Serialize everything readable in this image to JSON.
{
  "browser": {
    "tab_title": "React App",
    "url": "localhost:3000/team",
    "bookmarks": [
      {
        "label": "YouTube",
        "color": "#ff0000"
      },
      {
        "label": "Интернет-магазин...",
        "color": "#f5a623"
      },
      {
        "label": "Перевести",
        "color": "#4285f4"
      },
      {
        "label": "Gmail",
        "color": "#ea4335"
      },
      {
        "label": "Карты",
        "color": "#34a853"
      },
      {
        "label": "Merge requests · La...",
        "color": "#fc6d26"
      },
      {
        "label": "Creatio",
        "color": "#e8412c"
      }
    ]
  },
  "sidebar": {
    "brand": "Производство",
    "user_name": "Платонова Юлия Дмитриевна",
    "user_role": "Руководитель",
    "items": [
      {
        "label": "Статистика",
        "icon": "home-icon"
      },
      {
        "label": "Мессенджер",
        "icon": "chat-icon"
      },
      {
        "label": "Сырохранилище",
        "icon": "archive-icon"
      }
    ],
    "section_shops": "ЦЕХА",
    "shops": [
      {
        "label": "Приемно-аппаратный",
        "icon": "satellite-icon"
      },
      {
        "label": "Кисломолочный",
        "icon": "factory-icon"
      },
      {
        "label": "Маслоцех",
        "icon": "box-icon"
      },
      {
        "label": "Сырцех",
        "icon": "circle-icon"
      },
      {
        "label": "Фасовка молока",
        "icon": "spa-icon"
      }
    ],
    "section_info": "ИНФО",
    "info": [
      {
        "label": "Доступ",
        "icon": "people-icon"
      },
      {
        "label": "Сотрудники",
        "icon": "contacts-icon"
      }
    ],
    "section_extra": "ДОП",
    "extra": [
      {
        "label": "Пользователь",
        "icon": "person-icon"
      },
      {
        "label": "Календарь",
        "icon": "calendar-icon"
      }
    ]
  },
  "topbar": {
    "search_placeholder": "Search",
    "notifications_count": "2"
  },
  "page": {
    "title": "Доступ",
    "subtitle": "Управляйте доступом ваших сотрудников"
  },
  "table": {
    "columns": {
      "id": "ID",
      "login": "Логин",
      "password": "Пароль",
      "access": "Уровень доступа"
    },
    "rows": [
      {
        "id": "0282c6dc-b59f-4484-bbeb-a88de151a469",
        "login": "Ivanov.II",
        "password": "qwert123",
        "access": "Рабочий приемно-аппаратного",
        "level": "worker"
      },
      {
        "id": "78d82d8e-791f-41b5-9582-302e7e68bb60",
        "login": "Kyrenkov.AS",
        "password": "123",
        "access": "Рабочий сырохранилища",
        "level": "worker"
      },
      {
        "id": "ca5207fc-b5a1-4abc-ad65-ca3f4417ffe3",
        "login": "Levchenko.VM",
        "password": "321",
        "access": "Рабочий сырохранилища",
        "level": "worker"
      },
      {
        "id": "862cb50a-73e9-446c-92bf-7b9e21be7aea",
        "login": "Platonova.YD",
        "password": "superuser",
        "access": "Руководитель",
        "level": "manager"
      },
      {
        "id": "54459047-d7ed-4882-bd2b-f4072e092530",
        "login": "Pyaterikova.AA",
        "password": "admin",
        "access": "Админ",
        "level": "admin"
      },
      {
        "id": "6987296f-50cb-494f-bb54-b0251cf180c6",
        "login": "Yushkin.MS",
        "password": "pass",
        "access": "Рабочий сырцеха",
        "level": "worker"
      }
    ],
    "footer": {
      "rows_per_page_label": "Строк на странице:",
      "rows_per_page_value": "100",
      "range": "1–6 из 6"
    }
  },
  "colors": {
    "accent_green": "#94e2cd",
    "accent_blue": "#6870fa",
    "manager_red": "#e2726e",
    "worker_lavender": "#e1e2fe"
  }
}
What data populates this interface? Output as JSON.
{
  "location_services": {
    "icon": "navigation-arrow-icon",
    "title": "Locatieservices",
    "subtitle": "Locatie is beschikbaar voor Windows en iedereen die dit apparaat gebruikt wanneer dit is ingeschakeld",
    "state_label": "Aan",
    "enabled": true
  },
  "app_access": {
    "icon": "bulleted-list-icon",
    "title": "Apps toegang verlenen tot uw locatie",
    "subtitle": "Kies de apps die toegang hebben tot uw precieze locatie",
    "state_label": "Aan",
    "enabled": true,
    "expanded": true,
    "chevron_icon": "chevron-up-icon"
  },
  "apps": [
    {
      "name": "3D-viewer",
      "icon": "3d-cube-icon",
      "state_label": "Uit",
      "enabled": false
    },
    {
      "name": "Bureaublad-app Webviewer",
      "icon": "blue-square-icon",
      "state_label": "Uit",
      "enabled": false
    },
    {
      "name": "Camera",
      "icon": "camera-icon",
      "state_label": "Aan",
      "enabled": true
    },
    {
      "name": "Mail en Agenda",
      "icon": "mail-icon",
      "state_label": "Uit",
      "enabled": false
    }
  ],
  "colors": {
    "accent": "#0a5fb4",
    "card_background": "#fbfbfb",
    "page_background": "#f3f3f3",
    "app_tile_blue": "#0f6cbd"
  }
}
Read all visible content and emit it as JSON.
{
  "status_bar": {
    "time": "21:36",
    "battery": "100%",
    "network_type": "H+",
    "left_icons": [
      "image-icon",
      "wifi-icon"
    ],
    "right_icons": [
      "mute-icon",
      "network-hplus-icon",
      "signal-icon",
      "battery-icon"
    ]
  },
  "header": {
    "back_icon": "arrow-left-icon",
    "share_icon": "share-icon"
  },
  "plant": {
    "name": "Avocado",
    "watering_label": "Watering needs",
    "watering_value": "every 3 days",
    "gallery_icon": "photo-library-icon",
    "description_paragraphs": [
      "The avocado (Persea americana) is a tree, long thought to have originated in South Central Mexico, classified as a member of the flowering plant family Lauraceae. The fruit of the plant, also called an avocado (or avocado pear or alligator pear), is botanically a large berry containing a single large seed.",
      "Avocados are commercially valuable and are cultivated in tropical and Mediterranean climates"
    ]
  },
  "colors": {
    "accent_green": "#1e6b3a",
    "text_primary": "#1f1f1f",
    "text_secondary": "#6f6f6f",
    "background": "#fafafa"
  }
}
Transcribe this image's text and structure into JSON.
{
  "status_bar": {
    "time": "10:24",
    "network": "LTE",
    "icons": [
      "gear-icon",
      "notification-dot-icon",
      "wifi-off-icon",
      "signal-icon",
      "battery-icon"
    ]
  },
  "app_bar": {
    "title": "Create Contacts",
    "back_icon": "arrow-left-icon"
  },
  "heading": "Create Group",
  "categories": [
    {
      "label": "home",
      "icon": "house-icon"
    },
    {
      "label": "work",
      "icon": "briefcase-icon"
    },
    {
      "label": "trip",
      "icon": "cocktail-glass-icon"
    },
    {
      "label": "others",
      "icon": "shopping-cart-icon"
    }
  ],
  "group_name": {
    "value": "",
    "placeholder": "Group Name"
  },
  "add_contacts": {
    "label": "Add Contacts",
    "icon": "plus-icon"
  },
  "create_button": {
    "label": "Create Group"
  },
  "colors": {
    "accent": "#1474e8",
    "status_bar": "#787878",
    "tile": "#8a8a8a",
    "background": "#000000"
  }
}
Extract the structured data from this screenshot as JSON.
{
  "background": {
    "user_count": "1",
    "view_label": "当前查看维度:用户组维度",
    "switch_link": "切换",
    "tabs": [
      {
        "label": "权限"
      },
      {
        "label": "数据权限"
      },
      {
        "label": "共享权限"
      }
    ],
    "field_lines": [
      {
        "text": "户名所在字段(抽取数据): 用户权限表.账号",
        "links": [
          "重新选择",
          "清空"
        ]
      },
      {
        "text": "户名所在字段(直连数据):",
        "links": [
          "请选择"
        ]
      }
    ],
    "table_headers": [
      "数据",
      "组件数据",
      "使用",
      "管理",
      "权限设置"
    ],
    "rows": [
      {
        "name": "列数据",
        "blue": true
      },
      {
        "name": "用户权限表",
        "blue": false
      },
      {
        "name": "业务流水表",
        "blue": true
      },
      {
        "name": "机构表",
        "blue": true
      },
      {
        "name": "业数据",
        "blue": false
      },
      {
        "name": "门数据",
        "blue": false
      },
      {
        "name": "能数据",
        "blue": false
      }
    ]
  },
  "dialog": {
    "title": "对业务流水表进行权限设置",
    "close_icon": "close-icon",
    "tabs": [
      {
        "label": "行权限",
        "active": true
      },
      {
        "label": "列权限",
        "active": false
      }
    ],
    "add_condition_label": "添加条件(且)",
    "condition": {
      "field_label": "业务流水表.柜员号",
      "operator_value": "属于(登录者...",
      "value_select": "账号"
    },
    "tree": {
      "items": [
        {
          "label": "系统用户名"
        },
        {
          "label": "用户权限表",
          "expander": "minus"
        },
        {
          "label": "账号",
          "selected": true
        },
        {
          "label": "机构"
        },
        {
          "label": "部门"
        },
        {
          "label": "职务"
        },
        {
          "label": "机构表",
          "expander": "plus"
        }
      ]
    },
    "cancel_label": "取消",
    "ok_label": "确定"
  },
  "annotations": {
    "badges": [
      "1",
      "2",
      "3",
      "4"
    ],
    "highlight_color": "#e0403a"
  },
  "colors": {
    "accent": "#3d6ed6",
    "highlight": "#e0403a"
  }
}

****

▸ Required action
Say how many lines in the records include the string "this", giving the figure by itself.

▸ Exercise response
4